# Exercise instructions:
With nothing added and nothing dropped, write out all of the entries below.

[Extracted information Boundary: Start]

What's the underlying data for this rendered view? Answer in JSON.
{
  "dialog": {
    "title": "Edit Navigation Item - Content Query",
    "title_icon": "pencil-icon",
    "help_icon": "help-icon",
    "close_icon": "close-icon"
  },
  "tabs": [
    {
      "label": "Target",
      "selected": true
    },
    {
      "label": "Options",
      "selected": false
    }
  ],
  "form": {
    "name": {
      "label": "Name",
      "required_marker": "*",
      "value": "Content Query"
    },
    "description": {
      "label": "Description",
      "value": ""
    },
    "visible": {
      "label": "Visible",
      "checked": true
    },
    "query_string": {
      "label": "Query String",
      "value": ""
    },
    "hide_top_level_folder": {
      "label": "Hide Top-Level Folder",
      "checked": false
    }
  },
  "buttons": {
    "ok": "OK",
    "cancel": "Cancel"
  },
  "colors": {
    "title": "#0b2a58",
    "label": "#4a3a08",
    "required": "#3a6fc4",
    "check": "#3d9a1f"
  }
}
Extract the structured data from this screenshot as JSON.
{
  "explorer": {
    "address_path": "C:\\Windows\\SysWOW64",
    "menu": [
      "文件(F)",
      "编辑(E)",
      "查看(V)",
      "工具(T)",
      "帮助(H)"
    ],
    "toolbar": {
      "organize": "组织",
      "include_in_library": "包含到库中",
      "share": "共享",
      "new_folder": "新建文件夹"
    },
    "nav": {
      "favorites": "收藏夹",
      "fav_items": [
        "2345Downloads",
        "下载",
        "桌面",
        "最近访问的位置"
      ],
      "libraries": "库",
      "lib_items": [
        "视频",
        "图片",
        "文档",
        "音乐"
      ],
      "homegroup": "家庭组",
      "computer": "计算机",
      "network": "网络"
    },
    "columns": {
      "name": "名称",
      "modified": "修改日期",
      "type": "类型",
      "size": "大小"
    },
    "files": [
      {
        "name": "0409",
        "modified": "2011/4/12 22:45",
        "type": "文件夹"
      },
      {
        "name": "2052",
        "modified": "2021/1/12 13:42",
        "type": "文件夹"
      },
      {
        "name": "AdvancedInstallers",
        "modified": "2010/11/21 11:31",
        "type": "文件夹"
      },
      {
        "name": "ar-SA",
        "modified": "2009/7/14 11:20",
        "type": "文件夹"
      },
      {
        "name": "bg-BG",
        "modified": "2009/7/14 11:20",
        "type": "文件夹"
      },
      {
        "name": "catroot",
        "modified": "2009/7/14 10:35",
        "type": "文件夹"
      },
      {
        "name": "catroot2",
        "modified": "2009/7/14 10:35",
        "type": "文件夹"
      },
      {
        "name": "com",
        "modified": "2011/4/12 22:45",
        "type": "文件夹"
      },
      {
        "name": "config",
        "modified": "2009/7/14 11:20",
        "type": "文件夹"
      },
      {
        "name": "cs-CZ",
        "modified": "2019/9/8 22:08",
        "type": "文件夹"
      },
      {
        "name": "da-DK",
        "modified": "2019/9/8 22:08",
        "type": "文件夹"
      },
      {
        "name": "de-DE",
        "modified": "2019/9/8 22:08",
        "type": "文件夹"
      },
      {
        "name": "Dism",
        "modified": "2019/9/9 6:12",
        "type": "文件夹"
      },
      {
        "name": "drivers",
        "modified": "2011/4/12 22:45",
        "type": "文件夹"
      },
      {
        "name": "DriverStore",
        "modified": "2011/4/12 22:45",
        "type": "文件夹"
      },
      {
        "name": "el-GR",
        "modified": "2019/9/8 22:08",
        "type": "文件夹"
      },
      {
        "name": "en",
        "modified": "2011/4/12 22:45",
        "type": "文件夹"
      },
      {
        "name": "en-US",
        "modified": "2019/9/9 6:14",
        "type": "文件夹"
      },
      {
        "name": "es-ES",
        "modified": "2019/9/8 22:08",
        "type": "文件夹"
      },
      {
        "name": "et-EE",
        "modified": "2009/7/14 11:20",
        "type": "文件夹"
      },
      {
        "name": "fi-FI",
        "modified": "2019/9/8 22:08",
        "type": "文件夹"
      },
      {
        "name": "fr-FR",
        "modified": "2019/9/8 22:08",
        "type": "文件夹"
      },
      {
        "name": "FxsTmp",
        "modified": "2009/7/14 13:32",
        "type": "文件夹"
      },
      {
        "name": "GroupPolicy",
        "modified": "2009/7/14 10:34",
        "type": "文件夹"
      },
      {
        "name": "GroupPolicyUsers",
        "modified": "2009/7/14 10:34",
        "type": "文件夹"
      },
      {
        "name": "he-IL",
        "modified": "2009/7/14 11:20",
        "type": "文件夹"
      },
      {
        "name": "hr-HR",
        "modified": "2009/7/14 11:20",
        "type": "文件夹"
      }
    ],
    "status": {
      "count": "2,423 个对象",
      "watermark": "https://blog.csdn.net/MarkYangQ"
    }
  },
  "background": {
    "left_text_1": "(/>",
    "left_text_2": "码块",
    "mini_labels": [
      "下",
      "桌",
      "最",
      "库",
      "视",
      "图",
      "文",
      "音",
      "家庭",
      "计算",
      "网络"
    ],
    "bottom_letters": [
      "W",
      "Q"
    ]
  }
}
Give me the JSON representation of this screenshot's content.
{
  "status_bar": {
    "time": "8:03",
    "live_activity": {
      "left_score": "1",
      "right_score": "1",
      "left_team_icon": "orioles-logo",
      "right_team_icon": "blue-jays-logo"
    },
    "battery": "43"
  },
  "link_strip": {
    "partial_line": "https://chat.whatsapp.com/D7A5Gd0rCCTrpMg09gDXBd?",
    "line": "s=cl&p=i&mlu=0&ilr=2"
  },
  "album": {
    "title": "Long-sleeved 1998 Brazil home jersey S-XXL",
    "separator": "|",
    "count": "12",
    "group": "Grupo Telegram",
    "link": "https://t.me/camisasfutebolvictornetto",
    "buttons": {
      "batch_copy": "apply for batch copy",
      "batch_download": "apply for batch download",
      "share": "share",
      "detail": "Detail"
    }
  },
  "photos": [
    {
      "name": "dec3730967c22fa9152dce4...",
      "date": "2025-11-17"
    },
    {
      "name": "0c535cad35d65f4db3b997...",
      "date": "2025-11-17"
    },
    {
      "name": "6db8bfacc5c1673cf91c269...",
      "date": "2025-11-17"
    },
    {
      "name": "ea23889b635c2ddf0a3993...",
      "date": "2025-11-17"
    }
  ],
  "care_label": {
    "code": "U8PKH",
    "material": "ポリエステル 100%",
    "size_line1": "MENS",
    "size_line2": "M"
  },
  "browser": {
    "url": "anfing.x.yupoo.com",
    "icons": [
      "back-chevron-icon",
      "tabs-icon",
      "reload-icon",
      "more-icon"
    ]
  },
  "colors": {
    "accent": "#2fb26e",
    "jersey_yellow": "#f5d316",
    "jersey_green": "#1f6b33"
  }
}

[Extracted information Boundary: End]

# Response box:
What's the underlying data for this rendered view? Answer in JSON.
{
  "dialog": {
    "title": "Edit Navigation Item - Content Query",
    "title_icon": "pencil-icon",
    "help_icon": "help-icon",
    "close_icon": "close-icon"
  },
  "tabs": [
    {
      "label": "Target",
      "selected": true
    },
    {
      "label": "Options",
      "selected": false
    }
  ],
  "form": {
    "name": {
      "label": "Name",
      "required_marker": "*",
      "value": "Content Query"
    },
    "description": {
      "label": "Description",
      "value": ""
    },
    "visible": {
      "label": "Visible",
      "checked": true
    },
    "query_string": {
      "label": "Query String",
      "value": ""
    },
    "hide_top_level_folder": {
      "label": "Hide Top-Level Folder",
      "checked": false
    }
  },
  "buttons": {
    "ok": "OK",
    "cancel": "Cancel"
  },
  "colors": {
    "title": "#0b2a58",
    "label": "#4a3a08",
    "required": "#3a6fc4",
    "check": "#3d9a1f"
  }
}
Extract the structured data from this screenshot as JSON.
{
  "explorer": {
    "address_path": "C:\\Windows\\SysWOW64",
    "menu": [
      "文件(F)",
      "编辑(E)",
      "查看(V)",
      "工具(T)",
      "帮助(H)"
    ],
    "toolbar": {
      "organize": "组织",
      "include_in_library": "包含到库中",
      "share": "共享",
      "new_folder": "新建文件夹"
    },
    "nav": {
      "favorites": "收藏夹",
      "fav_items": [
        "2345Downloads",
        "下载",
        "桌面",
        "最近访问的位置"
      ],
      "libraries": "库",
      "lib_items": [
        "视频",
        "图片",
        "文档",
        "音乐"
      ],
      "homegroup": "家庭组",
      "computer": "计算机",
      "network": "网络"
    },
    "columns": {
      "name": "名称",
      "modified": "修改日期",
      "type": "类型",
      "size": "大小"
    },
    "files": [
      {
        "name": "0409",
        "modified": "2011/4/12 22:45",
        "type": "文件夹"
      },
      {
        "name": "2052",
        "modified": "2021/1/12 13:42",
        "type": "文件夹"
      },
      {
        "name": "AdvancedInstallers",
        "modified": "2010/11/21 11:31",
        "type": "文件夹"
      },
      {
        "name": "ar-SA",
        "modified": "2009/7/14 11:20",
        "type": "文件夹"
      },
      {
        "name": "bg-BG",
        "modified": "2009/7/14 11:20",
        "type": "文件夹"
      },
      {
        "name": "catroot",
        "modified": "2009/7/14 10:35",
        "type": "文件夹"
      },
      {
        "name": "catroot2",
        "modified": "2009/7/14 10:35",
        "type": "文件夹"
      },
      {
        "name": "com",
        "modified": "2011/4/12 22:45",
        "type": "文件夹"
      },
      {
        "name": "config",
        "modified": "2009/7/14 11:20",
        "type": "文件夹"
      },
      {
        "name": "cs-CZ",
        "modified": "2019/9/8 22:08",
        "type": "文件夹"
      },
      {
        "name": "da-DK",
        "modified": "2019/9/8 22:08",
        "type": "文件夹"
      },
      {
        "name": "de-DE",
        "modified": "2019/9/8 22:08",
        "type": "文件夹"
      },
      {
        "name": "Dism",
        "modified": "2019/9/9 6:12",
        "type": "文件夹"
      },
      {
        "name": "drivers",
        "modified": "2011/4/12 22:45",
        "type": "文件夹"
      },
      {
        "name": "DriverStore",
        "modified": "2011/4/12 22:45",
        "type": "文件夹"
      },
      {
        "name": "el-GR",
        "modified": "2019/9/8 22:08",
        "type": "文件夹"
      },
      {
        "name": "en",
        "modified": "2011/4/12 22:45",
        "type": "文件夹"
      },
      {
        "name": "en-US",
        "modified": "2019/9/9 6:14",
        "type": "文件夹"
      },
      {
        "name": "es-ES",
        "modified": "2019/9/8 22:08",
        "type": "文件夹"
      },
      {
        "name": "et-EE",
        "modified": "2009/7/14 11:20",
        "type": "文件夹"
      },
      {
        "name": "fi-FI",
        "modified": "2019/9/8 22:08",
        "type": "文件夹"
      },
      {
        "name": "fr-FR",
        "modified": "2019/9/8 22:08",
        "type": "文件夹"
      },
      {
        "name": "FxsTmp",
        "modified": "2009/7/14 13:32",
        "type": "文件夹"
      },
      {
        "name": "GroupPolicy",
        "modified": "2009/7/14 10:34",
        "type": "文件夹"
      },
      {
        "name": "GroupPolicyUsers",
        "modified": "2009/7/14 10:34",
        "type": "文件夹"
      },
      {
        "name": "he-IL",
        "modified": "2009/7/14 11:20",
        "type": "文件夹"
      },
      {
        "name": "hr-HR",
        "modified": "2009/7/14 11:20",
        "type": "文件夹"
      }
    ],
    "status": {
      "count": "2,423 个对象",
      "watermark": "https://blog.csdn.net/MarkYangQ"
    }
  },
  "background": {
    "left_text_1": "(/>",
    "left_text_2": "码块",
    "mini_labels": [
      "下",
      "桌",
      "最",
      "库",
      "视",
      "图",
      "文",
      "音",
      "家庭",
      "计算",
      "网络"
    ],
    "bottom_letters": [
      "W",
      "Q"
    ]
  }
}
Give me the JSON representation of this screenshot's content.
{
  "status_bar": {
    "time": "8:03",
    "live_activity": {
      "left_score": "1",
      "right_score": "1",
      "left_team_icon": "orioles-logo",
      "right_team_icon": "blue-jays-logo"
    },
    "battery": "43"
  },
  "link_strip": {
    "partial_line": "https://chat.whatsapp.com/D7A5Gd0rCCTrpMg09gDXBd?",
    "line": "s=cl&p=i&mlu=0&ilr=2"
  },
  "album": {
    "title": "Long-sleeved 1998 Brazil home jersey S-XXL",
    "separator": "|",
    "count": "12",
    "group": "Grupo Telegram",
    "link": "https://t.me/camisasfutebolvictornetto",
    "buttons": {
      "batch_copy": "apply for batch copy",
      "batch_download": "apply for batch download",
      "share": "share",
      "detail": "Detail"
    }
  },
  "photos": [
    {
      "name": "dec3730967c22fa9152dce4...",
      "date": "2025-11-17"
    },
    {
      "name": "0c535cad35d65f4db3b997...",
      "date": "2025-11-17"
    },
    {
      "name": "6db8bfacc5c1673cf91c269...",
      "date": "2025-11-17"
    },
    {
      "name": "ea23889b635c2ddf0a3993...",
      "date": "2025-11-17"
    }
  ],
  "care_label": {
    "code": "U8PKH",
    "material": "ポリエステル 100%",
    "size_line1": "MENS",
    "size_line2": "M"
  },
  "browser": {
    "url": "anfing.x.yupoo.com",
    "icons": [
      "back-chevron-icon",
      "tabs-icon",
      "reload-icon",
      "more-icon"
    ]
  },
  "colors": {
    "accent": "#2fb26e",
    "jersey_yellow": "#f5d316",
    "jersey_green": "#1f6b33"
  }
}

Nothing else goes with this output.